Writing literature online has a substantial tradition in China, going back to the 1990s, and the most famous site was certainly www.rongshuxia.com (or “Under the Banyan Tree“), and a report in China Daily recounted already in 2004:
“According to Lu Jinbo, chief editor of the website, it used to receive two or three articles a day in its first days, but today gets more than 5,000 submissions every day.” Here
Lu stopped working with the website already a few years ago, and re-invented himself as an entrepreneur. His ambitions and his vision had Chinese format though, as he didn’t set up shop in some garage or backyard, but formed a joint venture with Bertelsmann. This joint venture is gone now, just as Bertelsmann decided to end most of its China publishing operations altogether (which seems odd as so many exciting things seem to happen right now in Chinese publishing).
Anyhow, Lu did it again, but this time his partner for his new joint venture called Wan Rong is Liaoning, the publishing group gone public recently. It seems funny that Lu, who in his slim and unpretending allure has everything both from a nerd and a young writer (or even poet), stays with the printed book while, as we sat at a booth at the Beijing International Book Fair in Tianjin a couple of days ago, he told me some of the most extraordinary stories about what is going on online right now.
There are over 10 writers who made more than a million RMB (or 100.000 Euros) in 2007 just by writing online novels, and they seem to be completely disinterested in turning those things into paper books, as they consider books just uncool and, from an economical stand point, void of interest.
A great deal of it is “fantasy fiction”, and the sheer length of those texts, with up to 7 million words, would give any traditional book publisher a hard time in the first place.
The currently most popular website for literature online seems to be www.cmfu.com with some 10 million registered users who pay for their registration. The business model is simple: Either you buy access on a subscription basis, or you get access to half of the book free of charge, but if you want to find out if and how this ghoul or some other bad spirit is dealt with after all his bad (or even good) deeds, you need to contribute on average 3 Chinese cents (or 0,003 Euros) per 1000 characters, which makes, if multiplied by the many words and the many users, a lot of sense economically.
I asked Lu if piracy was an issue, and he shook his head.
While this, looked at from a Western perspective, may seem to be just another of those many weird, yet colourful Chinese boom stories, there is perhaps more in it at a closer look.
I asked several Chinese publishers and book people if in all those mushrooming pieces of Chinese “Young Adult Fiction”, of fantasy or whatever style and format of literature one could find one or the other author who may be of interest for a readership in the West.
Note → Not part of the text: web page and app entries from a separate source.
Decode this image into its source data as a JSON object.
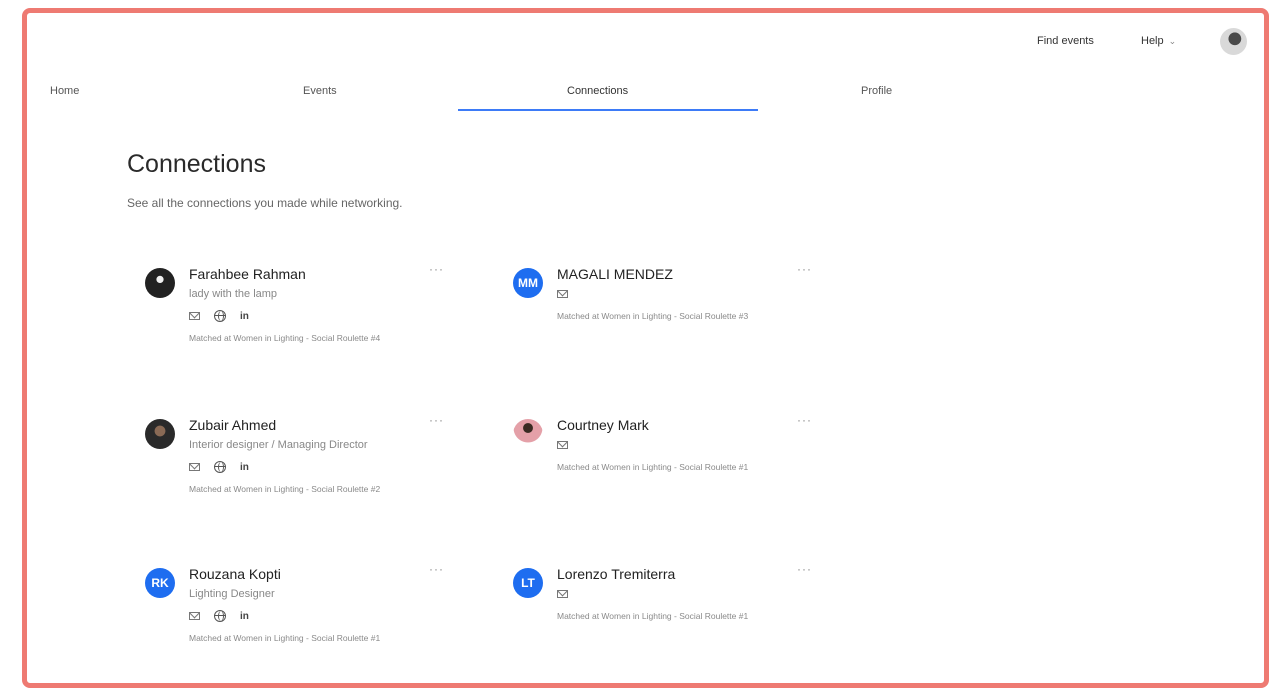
{
  "header": {
    "find_events": "Find events",
    "help": "Help",
    "help_chevron": "⌄"
  },
  "nav": {
    "tabs": [
      {
        "label": "Home"
      },
      {
        "label": "Events"
      },
      {
        "label": "Connections",
        "active": true
      },
      {
        "label": "Profile"
      }
    ]
  },
  "page": {
    "title": "Connections",
    "subtitle": "See all the connections you made while networking."
  },
  "colors": {
    "accent": "#3d7bf7",
    "avatar_initials_bg": "#1e6df0",
    "frame_border": "#ee7a72"
  },
  "connections": [
    {
      "name": "Farahbee Rahman",
      "role": "lady with the lamp",
      "icons": [
        "mail-icon",
        "globe-icon",
        "linkedin-icon"
      ],
      "linkedin_label": "in",
      "matched": "Matched at Women in Lighting - Social Roulette #4"
    },
    {
      "name": "MAGALI MENDEZ",
      "initials": "MM",
      "icons": [
        "mail-icon"
      ],
      "matched": "Matched at Women in Lighting - Social Roulette #3"
    },
    {
      "name": "Zubair Ahmed",
      "role": "Interior designer / Managing Director",
      "icons": [
        "mail-icon",
        "globe-icon",
        "linkedin-icon"
      ],
      "linkedin_label": "in",
      "matched": "Matched at Women in Lighting - Social Roulette #2"
    },
    {
      "name": "Courtney Mark",
      "icons": [
        "mail-icon"
      ],
      "matched": "Matched at Women in Lighting - Social Roulette #1"
    },
    {
      "name": "Rouzana Kopti",
      "initials": "RK",
      "role": "Lighting Designer",
      "icons": [
        "mail-icon",
        "globe-icon",
        "linkedin-icon"
      ],
      "linkedin_label": "in",
      "matched": "Matched at Women in Lighting - Social Roulette #1"
    },
    {
      "name": "Lorenzo Tremiterra",
      "initials": "LT",
      "icons": [
        "mail-icon"
      ],
      "matched": "Matched at Women in Lighting - Social Roulette #1"
    }
  ],
  "more_label": "···"
}
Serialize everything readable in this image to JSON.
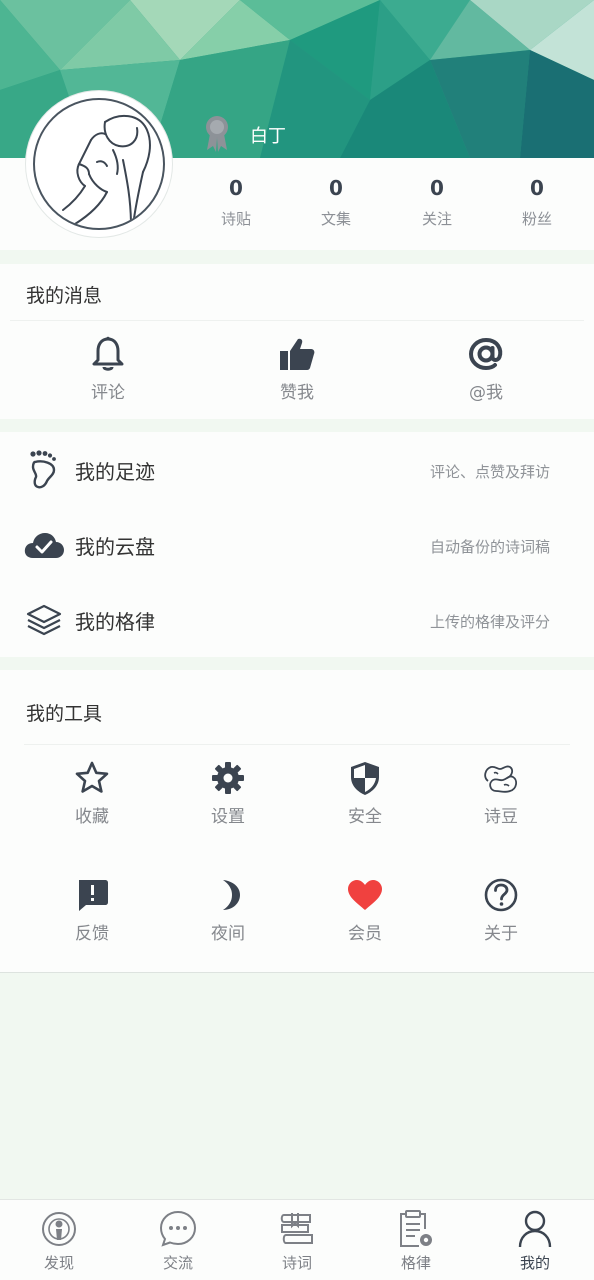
{
  "profile": {
    "username": "白丁",
    "stats": [
      {
        "value": "0",
        "label": "诗贴"
      },
      {
        "value": "0",
        "label": "文集"
      },
      {
        "value": "0",
        "label": "关注"
      },
      {
        "value": "0",
        "label": "粉丝"
      }
    ]
  },
  "messages": {
    "title": "我的消息",
    "items": [
      {
        "label": "评论",
        "icon": "bell-icon"
      },
      {
        "label": "赞我",
        "icon": "thumbs-up-icon"
      },
      {
        "label": "@我",
        "icon": "at-icon"
      }
    ]
  },
  "menu": [
    {
      "title": "我的足迹",
      "desc": "评论、点赞及拜访",
      "icon": "footprint-icon"
    },
    {
      "title": "我的云盘",
      "desc": "自动备份的诗词稿",
      "icon": "cloud-check-icon"
    },
    {
      "title": "我的格律",
      "desc": "上传的格律及评分",
      "icon": "layers-icon"
    }
  ],
  "tools": {
    "title": "我的工具",
    "items": [
      {
        "label": "收藏",
        "icon": "star-icon"
      },
      {
        "label": "设置",
        "icon": "gear-icon"
      },
      {
        "label": "安全",
        "icon": "shield-icon"
      },
      {
        "label": "诗豆",
        "icon": "beans-icon"
      },
      {
        "label": "反馈",
        "icon": "feedback-icon"
      },
      {
        "label": "夜间",
        "icon": "moon-icon"
      },
      {
        "label": "会员",
        "icon": "heart-icon"
      },
      {
        "label": "关于",
        "icon": "question-icon"
      }
    ]
  },
  "bottom_nav": [
    {
      "label": "发现",
      "icon": "discover-icon",
      "active": false
    },
    {
      "label": "交流",
      "icon": "chat-icon",
      "active": false
    },
    {
      "label": "诗词",
      "icon": "books-icon",
      "active": false
    },
    {
      "label": "格律",
      "icon": "clipboard-gear-icon",
      "active": false
    },
    {
      "label": "我的",
      "icon": "person-icon",
      "active": true
    }
  ],
  "colors": {
    "accent": "#3b4450",
    "heart": "#f0413f",
    "banner_teal": "#27a88a",
    "page_bg": "#f1f8f1"
  }
}
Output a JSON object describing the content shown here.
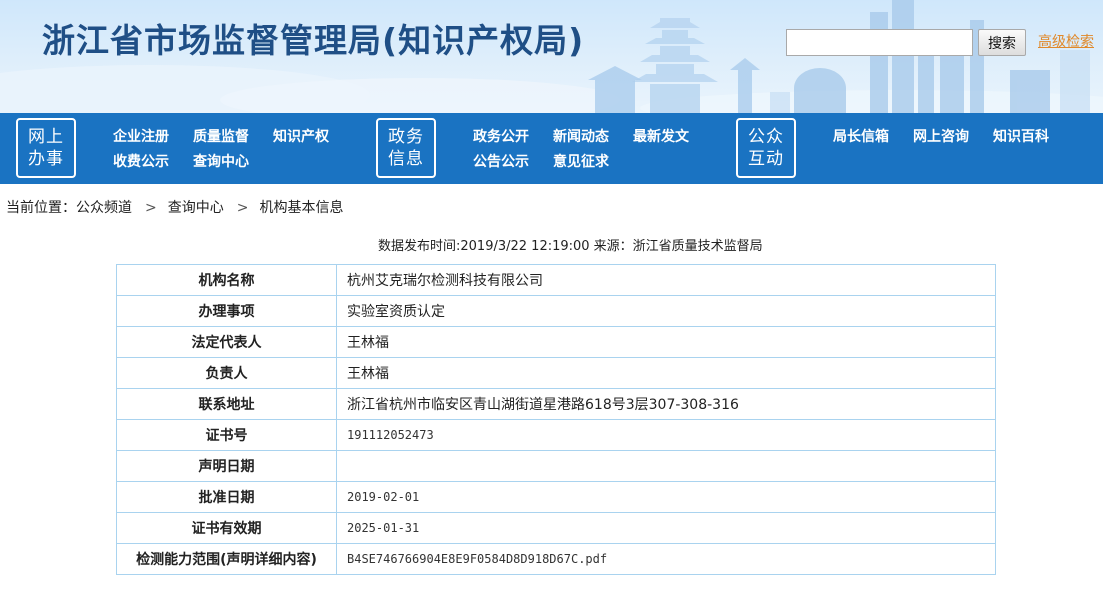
{
  "header": {
    "site_title": "浙江省市场监督管理局(知识产权局)",
    "search_placeholder": "",
    "search_button": "搜索",
    "advanced_search": "高级检索"
  },
  "nav": {
    "group1": {
      "badge_line1": "网上",
      "badge_line2": "办事",
      "links": [
        "企业注册",
        "质量监督",
        "知识产权",
        "收费公示",
        "查询中心"
      ]
    },
    "group2": {
      "badge_line1": "政务",
      "badge_line2": "信息",
      "links": [
        "政务公开",
        "新闻动态",
        "最新发文",
        "公告公示",
        "意见征求"
      ]
    },
    "group3": {
      "badge_line1": "公众",
      "badge_line2": "互动",
      "links": [
        "局长信箱",
        "网上咨询",
        "知识百科"
      ]
    }
  },
  "breadcrumb": {
    "prefix": "当前位置：",
    "items": [
      "公众频道",
      "查询中心",
      "机构基本信息"
    ],
    "separator": ">"
  },
  "publish_line": "数据发布时间:2019/3/22 12:19:00 来源：浙江省质量技术监督局",
  "record": {
    "rows": [
      {
        "label": "机构名称",
        "value": "杭州艾克瑞尔检测科技有限公司"
      },
      {
        "label": "办理事项",
        "value": "实验室资质认定"
      },
      {
        "label": "法定代表人",
        "value": "王林福"
      },
      {
        "label": "负责人",
        "value": "王林福"
      },
      {
        "label": "联系地址",
        "value": "浙江省杭州市临安区青山湖街道星港路618号3层307-308-316"
      },
      {
        "label": "证书号",
        "value": "191112052473"
      },
      {
        "label": "声明日期",
        "value": ""
      },
      {
        "label": "批准日期",
        "value": "2019-02-01"
      },
      {
        "label": "证书有效期",
        "value": "2025-01-31"
      },
      {
        "label": "检测能力范围(声明详细内容)",
        "value": "B4SE746766904E8E9F0584D8D918D67C.pdf"
      }
    ]
  },
  "colors": {
    "title": "#1f4f86",
    "nav_bg": "#1a73c2",
    "advanced_search": "#e0892a",
    "table_border": "#a9d3ef"
  }
}
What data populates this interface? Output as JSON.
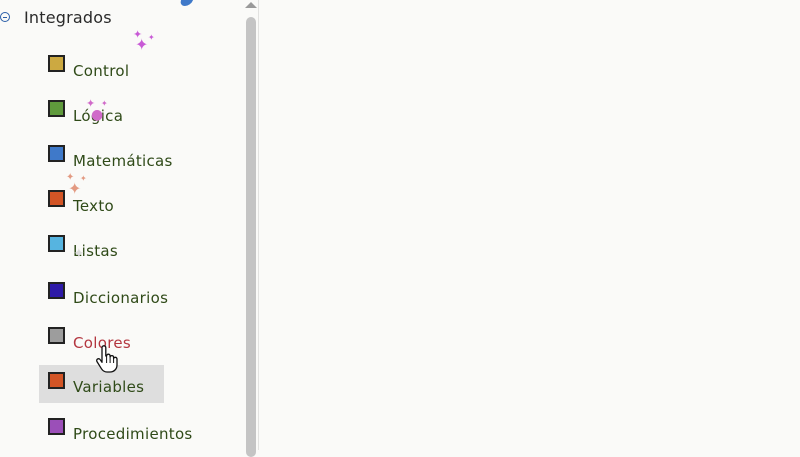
{
  "tree": {
    "title": "Integrados",
    "toggle_icon": "collapse-circle-icon"
  },
  "categories": [
    {
      "label": "Control",
      "color": "#cca941",
      "id": "control"
    },
    {
      "label": "Lógica",
      "color": "#5f9a3c",
      "id": "logica"
    },
    {
      "label": "Matemáticas",
      "color": "#3f79c9",
      "id": "matematicas"
    },
    {
      "label": "Texto",
      "color": "#d35526",
      "id": "texto"
    },
    {
      "label": "Listas",
      "color": "#56b4e0",
      "id": "listas"
    },
    {
      "label": "Diccionarios",
      "color": "#2e1aa8",
      "id": "diccionarios"
    },
    {
      "label": "Colores",
      "color": "#9d9d9d",
      "id": "colores",
      "state": "hover"
    },
    {
      "label": "Variables",
      "color": "#d35526",
      "id": "variables",
      "state": "selected"
    },
    {
      "label": "Procedimientos",
      "color": "#9b4fb8",
      "id": "procedimientos"
    }
  ],
  "colors": {
    "label": "#2f4a18",
    "hover_label": "#b3363f",
    "selected_bg": "#dedede",
    "scroll_thumb": "#c4c4c4",
    "background": "#fafaf8"
  },
  "cursor": {
    "icon": "hand-pointer-icon"
  }
}
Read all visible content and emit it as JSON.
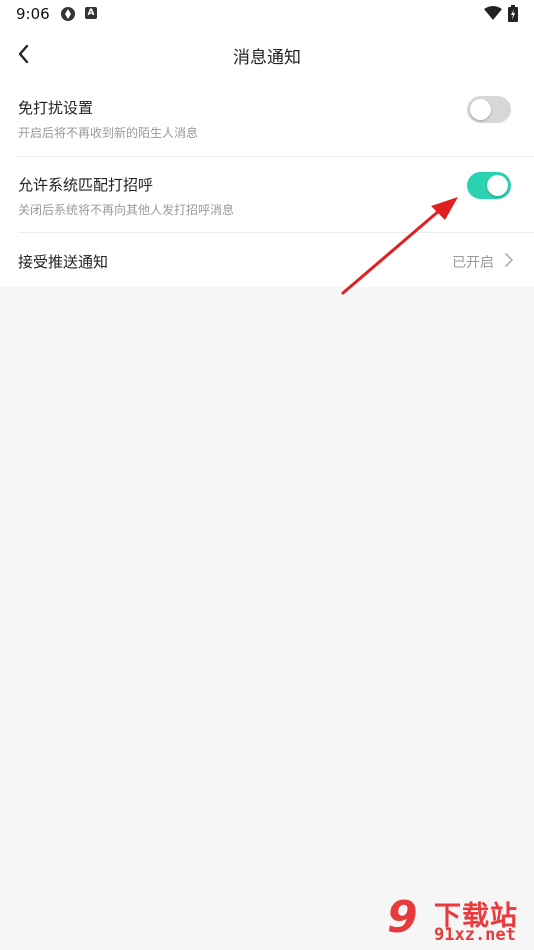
{
  "status_bar": {
    "time": "9:06",
    "icons": [
      "aperture-icon",
      "a-box-icon",
      "wifi-icon",
      "battery-charging-icon"
    ]
  },
  "header": {
    "title": "消息通知",
    "back_icon": "chevron-left-icon"
  },
  "settings": [
    {
      "label": "免打扰设置",
      "subtitle": "开启后将不再收到新的陌生人消息",
      "control": "toggle",
      "enabled": false
    },
    {
      "label": "允许系统匹配打招呼",
      "subtitle": "关闭后系统将不再向其他人发打招呼消息",
      "control": "toggle",
      "enabled": true
    },
    {
      "label": "接受推送通知",
      "value": "已开启",
      "control": "link"
    }
  ],
  "colors": {
    "toggle_on": "#2bd2b0",
    "toggle_off": "#d7d7d7",
    "annotation_arrow": "#e02020",
    "watermark": "#e83a3a"
  },
  "watermark": {
    "logo": "9",
    "brand": "下载站",
    "site": "91xz.net"
  }
}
And the answer was short and univocal: Sure!
One problem seems to be that the few large Western publishing groups who set up their own offices in Beijing only pick up very few ‘big books’ – like Penguin’s Jo Lusby did so successfully with “Wolf Totem” by Jiang Rong, published in the UK, US and France this year, selling some 70.000 copies in English, and due for release in Germany by Goldmann in 2009, well timed for China being the Guest of Honour at the Frankfurt Book Fair next fall.
But virtually all those smaller, independent publishers who ordinarily are the ones to explore new cultures and find new authors for all of us curious readers so far rely mostly on local subagents. And those subagents seem to go for what they consider safer bets (and bigger deals!). Those discoveries that only a daring editor may be keen to make are left out so far. So there is really room for improvement and for thrilling surprises in the years ahead.
To go from Beijing to Tianjin for the fair, I took the bus, paid 70 RBM (or 7 Euros) and could sleep on board for 2 good hours. To go back, Chinese friends bought me tickets for the brand new ‘bullet train’ that started only for the Olympic games. We rode at 333 (!) Km per hour and were back in the capital in 30 minutes, paying 68 RMB ( or 6,80 Euros, or the price of ca. 2 books). A giant poster at the new Tianjin train station waved us good bye as we took off: